BIANCA: I know you love bands like Bad Brains and Bad Religion…
EFREM SCHULZ: Hell yeah!
B: For you was it the message or energy or both?
ES: The message, the energy and the fearlessness. They weren’t afraid to be individuals and to be themselves. The one thing growing up that I always felt was that I wasn’t like everyone else. I didn’t fit in and I didn’t want to be like everyone else. I never felt I belonged anywhere, I never felt like I could relate to anyone or could talk to anyone.
My mom told me when I went to preschool—as a child you have to learn to socialise—a week in the teacher called her and said, “You know, there are special schools for kids like your son.” She’s like, “Special schools? What’s wrong with my son?” She said, “He’s deaf.” My mom said, “My kid’s not deaf!” The teacher said, “Well, he hasn’t said one word in a week.” I never talked. My mom said I never spoke when I was outside of our house at all. It took me a little bit to start doing that. The entire time I grew up I didn’t feel normal. When I got older that definitely changed. [Laughs] I became very able to speak my mind and say whatever the fuck I wanted. I really looked at people in the Bad Brains and Bad Religion and loved they all had their own views and own opinions.
The Bad Brains are an extremely spiritual band. I may not agree with some of those philosophies, but fuck those guys don’t give a fuck and that’s awesome! They were fucking fearless individuals. It always made me think, “Me too!” I can be who the fuck I want to be and not explain myself to anyone. I love it!
B: What does music mean to you?
ES: Music is like the beginning and the end. It represents the thing that saves me and it represents the thing that destroys me—it’s everything. It’s everything good and everything evil at the same time. It’s amazing, it’s power. Music lets you be who you are, who you wish you could be, who you don’t want to be. The whole idea of punk rock was to believe in yourself and not crutch it on anything else. You’ve got to learn to stand on your own two feet.

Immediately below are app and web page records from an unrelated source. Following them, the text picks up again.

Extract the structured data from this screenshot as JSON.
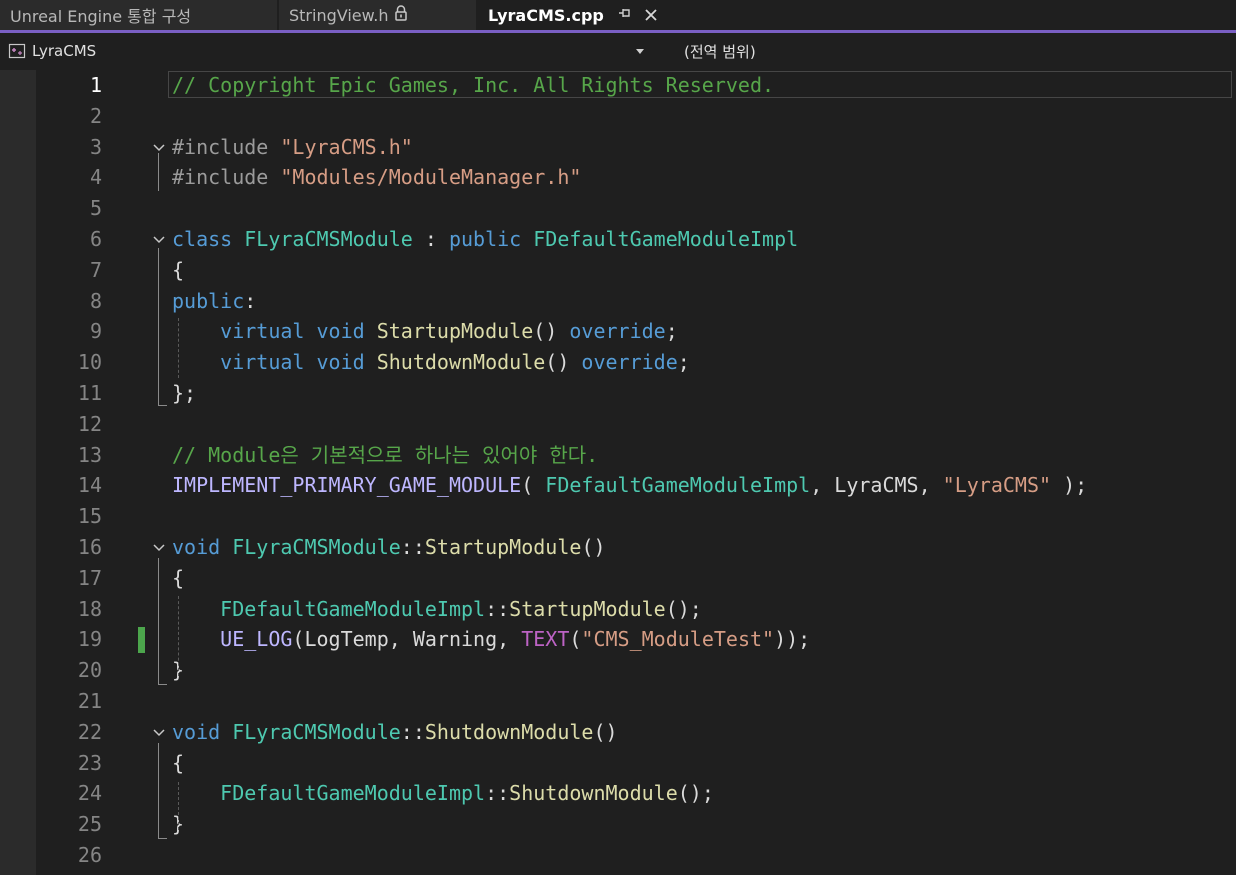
{
  "tabs": [
    {
      "label": "Unreal Engine 통합 구성",
      "active": false,
      "locked": false
    },
    {
      "label": "StringView.h",
      "active": false,
      "locked": true
    },
    {
      "label": "LyraCMS.cpp",
      "active": true,
      "locked": false
    }
  ],
  "navigation": {
    "scope": "LyraCMS",
    "member": "(전역 범위)"
  },
  "colors": {
    "comment": "#57a64a",
    "keyword": "#569cd6",
    "type": "#4ec9b0",
    "string": "#d69d85",
    "function": "#dcdcaa",
    "macro": "#beb7ff",
    "changed_marker": "#4ca64c",
    "active_tab_underline": "#7a5fc4"
  },
  "editor": {
    "current_line": 1,
    "changed_lines": [
      19
    ],
    "lines": [
      {
        "n": "1",
        "tokens": [
          [
            "comment",
            "// Copyright Epic Games, Inc. All Rights Reserved."
          ]
        ]
      },
      {
        "n": "2",
        "tokens": []
      },
      {
        "n": "3",
        "tokens": [
          [
            "pre",
            "#include "
          ],
          [
            "str",
            "\"LyraCMS.h\""
          ]
        ]
      },
      {
        "n": "4",
        "tokens": [
          [
            "pre",
            "#include "
          ],
          [
            "str",
            "\"Modules/ModuleManager.h\""
          ]
        ]
      },
      {
        "n": "5",
        "tokens": []
      },
      {
        "n": "6",
        "tokens": [
          [
            "kw",
            "class "
          ],
          [
            "type",
            "FLyraCMSModule"
          ],
          [
            "plain",
            " : "
          ],
          [
            "kw",
            "public "
          ],
          [
            "type",
            "FDefaultGameModuleImpl"
          ]
        ]
      },
      {
        "n": "7",
        "tokens": [
          [
            "plain",
            "{"
          ]
        ]
      },
      {
        "n": "8",
        "tokens": [
          [
            "kw",
            "public"
          ],
          [
            "plain",
            ":"
          ]
        ]
      },
      {
        "n": "9",
        "tokens": [
          [
            "plain",
            "    "
          ],
          [
            "kw",
            "virtual void "
          ],
          [
            "fn",
            "StartupModule"
          ],
          [
            "plain",
            "() "
          ],
          [
            "kw",
            "override"
          ],
          [
            "plain",
            ";"
          ]
        ]
      },
      {
        "n": "10",
        "tokens": [
          [
            "plain",
            "    "
          ],
          [
            "kw",
            "virtual void "
          ],
          [
            "fn",
            "ShutdownModule"
          ],
          [
            "plain",
            "() "
          ],
          [
            "kw",
            "override"
          ],
          [
            "plain",
            ";"
          ]
        ]
      },
      {
        "n": "11",
        "tokens": [
          [
            "plain",
            "};"
          ]
        ]
      },
      {
        "n": "12",
        "tokens": []
      },
      {
        "n": "13",
        "tokens": [
          [
            "comment",
            "// Module은 기본적으로 하나는 있어야 한다."
          ]
        ]
      },
      {
        "n": "14",
        "tokens": [
          [
            "macroname",
            "IMPLEMENT_PRIMARY_GAME_MODULE"
          ],
          [
            "plain",
            "( "
          ],
          [
            "type",
            "FDefaultGameModuleImpl"
          ],
          [
            "plain",
            ", LyraCMS, "
          ],
          [
            "str",
            "\"LyraCMS\""
          ],
          [
            "plain",
            " );"
          ]
        ]
      },
      {
        "n": "15",
        "tokens": []
      },
      {
        "n": "16",
        "tokens": [
          [
            "kw",
            "void "
          ],
          [
            "type",
            "FLyraCMSModule"
          ],
          [
            "plain",
            "::"
          ],
          [
            "fn",
            "StartupModule"
          ],
          [
            "plain",
            "()"
          ]
        ]
      },
      {
        "n": "17",
        "tokens": [
          [
            "plain",
            "{"
          ]
        ]
      },
      {
        "n": "18",
        "tokens": [
          [
            "plain",
            "    "
          ],
          [
            "type",
            "FDefaultGameModuleImpl"
          ],
          [
            "plain",
            "::"
          ],
          [
            "fn",
            "StartupModule"
          ],
          [
            "plain",
            "();"
          ]
        ]
      },
      {
        "n": "19",
        "tokens": [
          [
            "plain",
            "    "
          ],
          [
            "macroname",
            "UE_LOG"
          ],
          [
            "plain",
            "(LogTemp, Warning, "
          ],
          [
            "macro",
            "TEXT"
          ],
          [
            "plain",
            "("
          ],
          [
            "str",
            "\"CMS_ModuleTest\""
          ],
          [
            "plain",
            "));"
          ]
        ]
      },
      {
        "n": "20",
        "tokens": [
          [
            "plain",
            "}"
          ]
        ]
      },
      {
        "n": "21",
        "tokens": []
      },
      {
        "n": "22",
        "tokens": [
          [
            "kw",
            "void "
          ],
          [
            "type",
            "FLyraCMSModule"
          ],
          [
            "plain",
            "::"
          ],
          [
            "fn",
            "ShutdownModule"
          ],
          [
            "plain",
            "()"
          ]
        ]
      },
      {
        "n": "23",
        "tokens": [
          [
            "plain",
            "{"
          ]
        ]
      },
      {
        "n": "24",
        "tokens": [
          [
            "plain",
            "    "
          ],
          [
            "type",
            "FDefaultGameModuleImpl"
          ],
          [
            "plain",
            "::"
          ],
          [
            "fn",
            "ShutdownModule"
          ],
          [
            "plain",
            "();"
          ]
        ]
      },
      {
        "n": "25",
        "tokens": [
          [
            "plain",
            "}"
          ]
        ]
      },
      {
        "n": "26",
        "tokens": []
      }
    ]
  }
}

B: I know exactly how you feel. If I didn’t have music I don’t know where I’d be.
ES: I know, exactly! Like when I was in Australia and I was thinking, music is the whole reason I’m here! I never would have gone there if I wasn’t in a fucking band. I would have just been somewhere being a loser (not that I’m not a loser now!), but I get to travel. I’m a loser that gets to travel. I’m a lucky asshole pretty much! [laughs].
B: …When I listen to Death By Stereo’s music, there is a sadness and a dark part to it, but I also feel there is a light. Personally I feel there is a definite positivity, that there is a light at the end of the tunnel.
ES: Oh yeah, exactly! That’s what I wanted to say! Here’s the thing: there’s all these shitty things going on, but we persist, we smile and we have fun. Yeah, everything is fucked. There is so much bullshit, there is conspiracy and I’m going crazy—raaaaahhhh! But the other side of the coin is that things are fucking beautiful, things are amazing! People and places are so amazing. When I went to Australia I had some of the most beautiful moments there ever; the shared experiences and things you see are gorgeous. There are a series of moments where it’s like, fuck, the world is so beautiful. There is a light at the end of the tunnel.
Each one of our songs is maybe an expression of a certain angst. It’s like, here is what I’m trying to sing about: how do I get out of here? How do I lay it all on the table and let everyone know how I feel? What’s my solution to this? How do I find my happiness? We go through this dark time but we survive it and go through it. There’s a weird sense of happiness at the end of that. Release it, get it out.
B: I look at a lot of your lyrics and I feel like I could have written that, that’s totally how I feel. They really resonate.
ES: Wow! That’s awesome! I do always try and say: try to stay positive. Positivity is going to get us a lot further. I’d be a liar to say I’m always positive though. There’s nothing wrong with me encouraging everyone else to stay positive in every song. We have to make the most of our time here.
For more DEATH BY STEREO. Check out and support PROGRAMME SKATE & SOUND. Buy DBS’s latest single, Neverending (with their cover of the DK jam, Too Drunk To Fuck) here.
Death For Life!
*All photos courtesy of DBS’s IG & Programme’s IG / if you took any of these pix let me know so I can credit you!